A New York federal court judge signed the deal in what has been a long-standing legal battle that challenged Ticketmaster’s dominance of ticket sales for major musical groups. The Live Nation subsidiary had faced multiple charges of conspiracy to commit hacking and wire fraud targeting a Brooklyn-based company called Songkick.
Ticketmaster had already paid $ 110 million in 2018 to settle a civil action brought by Songkick.
Court documents accused Ticketmaster of attempting to infiltrate systems created by Songkick for artists who hired the startup to help sell up to 10% of seats for US tours directly through their fan clubs. The arrangement was seen as a way to reward loyal fans while thwarting scalpers – and also something that could squeeze the Ticketmaster Empire’s bottom line.
Ticketmaster employees “repeatedly – and illegally – accessed a competitor’s computers without authorization using stolen passwords to illegally collect potential business information,” said Acting US Attorney Seth DuCharme.

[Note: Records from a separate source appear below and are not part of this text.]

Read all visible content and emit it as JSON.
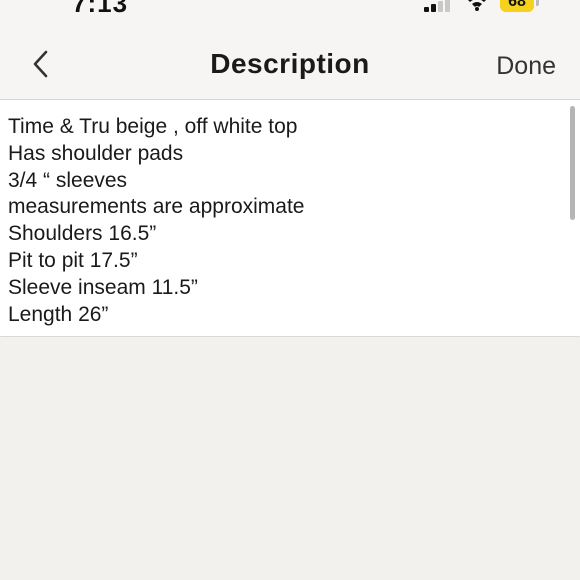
{
  "status_bar": {
    "time": "7:13",
    "battery_level": "68",
    "signal_bars": 2,
    "signal_total": 4
  },
  "nav": {
    "title": "Description",
    "done_label": "Done",
    "back_icon": "chevron-left-icon"
  },
  "description": {
    "lines": [
      "Time & Tru beige , off white top",
      "Has shoulder pads",
      "3/4 “ sleeves",
      "measurements are approximate",
      "Shoulders 16.5”",
      "Pit to pit 17.5”",
      "Sleeve inseam 11.5”",
      "Length 26”"
    ]
  },
  "colors": {
    "battery": "#f6d21e",
    "nav_background": "#f7f4f4",
    "page_background": "#f2f1ee",
    "text": "#1a1a1a"
  }
}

A Ticketmaster statement on Wednesday said the conduct involved only two employees made redundant in 2017.
“Their actions violated our company policies and were incompatible with our values,” the statement read. “We are pleased that this issue has now been resolved.”

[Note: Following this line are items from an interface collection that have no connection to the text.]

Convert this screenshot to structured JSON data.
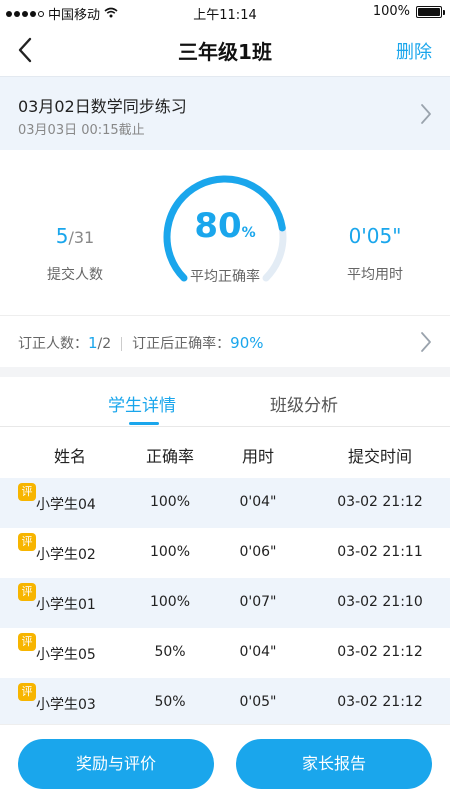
{
  "status": {
    "carrier": "中国移动",
    "time": "上午11:14",
    "battery": "100%",
    "battery_level": 1.0
  },
  "nav": {
    "title": "三年级1班",
    "action": "删除"
  },
  "task": {
    "title": "03月02日数学同步练习",
    "deadline": "03月03日 00:15截止"
  },
  "stats": {
    "submitted": "5",
    "total": "/31",
    "submitted_label": "提交人数",
    "accuracy_value": "80",
    "accuracy_unit": "%",
    "accuracy_fraction": 0.8,
    "accuracy_label": "平均正确率",
    "avg_time": "0'05\"",
    "avg_time_label": "平均用时"
  },
  "correction": {
    "count_label": "订正人数：",
    "count_value": "1",
    "count_total": "/2",
    "rate_label": "订正后正确率：",
    "rate_value": "90%"
  },
  "tabs": {
    "active": "学生详情",
    "inactive": "班级分析"
  },
  "table": {
    "headers": [
      "姓名",
      "正确率",
      "用时",
      "提交时间"
    ],
    "badge": "评",
    "rows": [
      {
        "name": "小学生04",
        "rate": "100%",
        "time": "0'04\"",
        "submitted": "03-02 21:12"
      },
      {
        "name": "小学生02",
        "rate": "100%",
        "time": "0'06\"",
        "submitted": "03-02 21:11"
      },
      {
        "name": "小学生01",
        "rate": "100%",
        "time": "0'07\"",
        "submitted": "03-02 21:10"
      },
      {
        "name": "小学生05",
        "rate": "50%",
        "time": "0'04\"",
        "submitted": "03-02 21:12"
      },
      {
        "name": "小学生03",
        "rate": "50%",
        "time": "0'05\"",
        "submitted": "03-02 21:12"
      }
    ]
  },
  "buttons": {
    "reward": "奖励与评价",
    "report": "家长报告"
  },
  "colors": {
    "accent": "#1aa6ec",
    "badge": "#f7b500",
    "row_alt": "#eef4fb"
  }
}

Messages were left with Warner Music Group, the current owner of Songkick.
The scheme, devised in 2014 by a former Songkick employee who joined Ticketmaster and a colleague there, aimed to hack into accounts so that they could identify Songkick customers and deter them from doing business with the company, prosecutors said in court documents.

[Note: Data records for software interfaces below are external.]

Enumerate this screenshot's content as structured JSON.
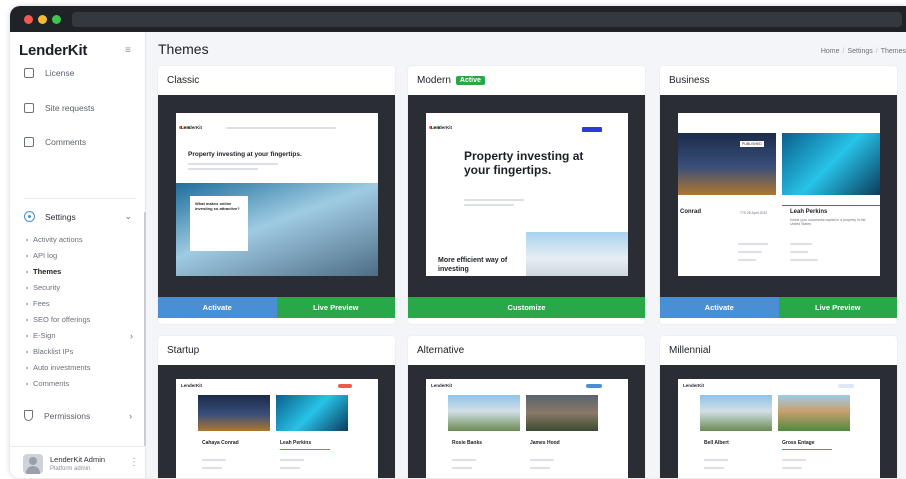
{
  "app": {
    "logo": "LenderKit",
    "collapse_icon": "sidebar-collapse-icon"
  },
  "sidebar": {
    "top_items": [
      {
        "label": "License",
        "icon": "document-icon"
      },
      {
        "label": "Site requests",
        "icon": "mail-icon"
      },
      {
        "label": "Comments",
        "icon": "chat-icon"
      }
    ],
    "settings": {
      "label": "Settings",
      "icon": "gear-icon",
      "expanded": true,
      "items": [
        {
          "label": "Activity actions"
        },
        {
          "label": "API log"
        },
        {
          "label": "Themes",
          "active": true
        },
        {
          "label": "Security"
        },
        {
          "label": "Fees"
        },
        {
          "label": "SEO for offerings"
        },
        {
          "label": "E-Sign",
          "has_children": true
        },
        {
          "label": "Blacklist IPs"
        },
        {
          "label": "Auto investments"
        },
        {
          "label": "Comments"
        }
      ]
    },
    "permissions": {
      "label": "Permissions",
      "icon": "shield-icon"
    },
    "user": {
      "name": "LenderKit Admin",
      "role": "Platform admin"
    }
  },
  "header": {
    "title": "Themes",
    "breadcrumb": [
      "Home",
      "Settings",
      "Themes"
    ]
  },
  "themes": [
    {
      "name": "Classic",
      "active": false,
      "buttons": [
        "Activate",
        "Live Preview"
      ],
      "preview": {
        "logo": "LenderKit",
        "headline": "Property investing at your fingertips.",
        "card_title": "What makes online investing so attractive?"
      }
    },
    {
      "name": "Modern",
      "active": true,
      "badge": "Active",
      "buttons": [
        "Customize"
      ],
      "preview": {
        "logo": "LenderKit",
        "headline": "Property investing at your fingertips.",
        "subheadline": "More efficient way of investing"
      }
    },
    {
      "name": "Business",
      "active": false,
      "buttons": [
        "Activate",
        "Live Preview"
      ],
      "preview": {
        "badge": "PUBLISHED",
        "item1_name": "Conrad",
        "item1_date": "770 28 April 2022",
        "item2_name": "Leah Perkins",
        "item2_desc": "Invest your successful capital in a property in the United States"
      }
    },
    {
      "name": "Startup",
      "preview": {
        "logo": "LenderKit",
        "item1_name": "Cahaya Conrad",
        "item2_name": "Leah Perkins"
      }
    },
    {
      "name": "Alternative",
      "preview": {
        "logo": "LenderKit",
        "item1_name": "Rosie Banks",
        "item2_name": "James Hood"
      }
    },
    {
      "name": "Millennial",
      "preview": {
        "logo": "LenderKit",
        "item1_name": "Bell Albert",
        "item2_name": "Gross Entage"
      }
    }
  ],
  "colors": {
    "accent_blue": "#4a8fd4",
    "accent_green": "#29a84a",
    "preview_bg": "#2a2d33",
    "titlebar": "#1f2227"
  }
}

In internal communications, one of the employees boasted that Ticketmaster could “cut (the victim company) to its knees” if it could reclaim the presale ticketing business for an unnamed major artist, according to the newspapers.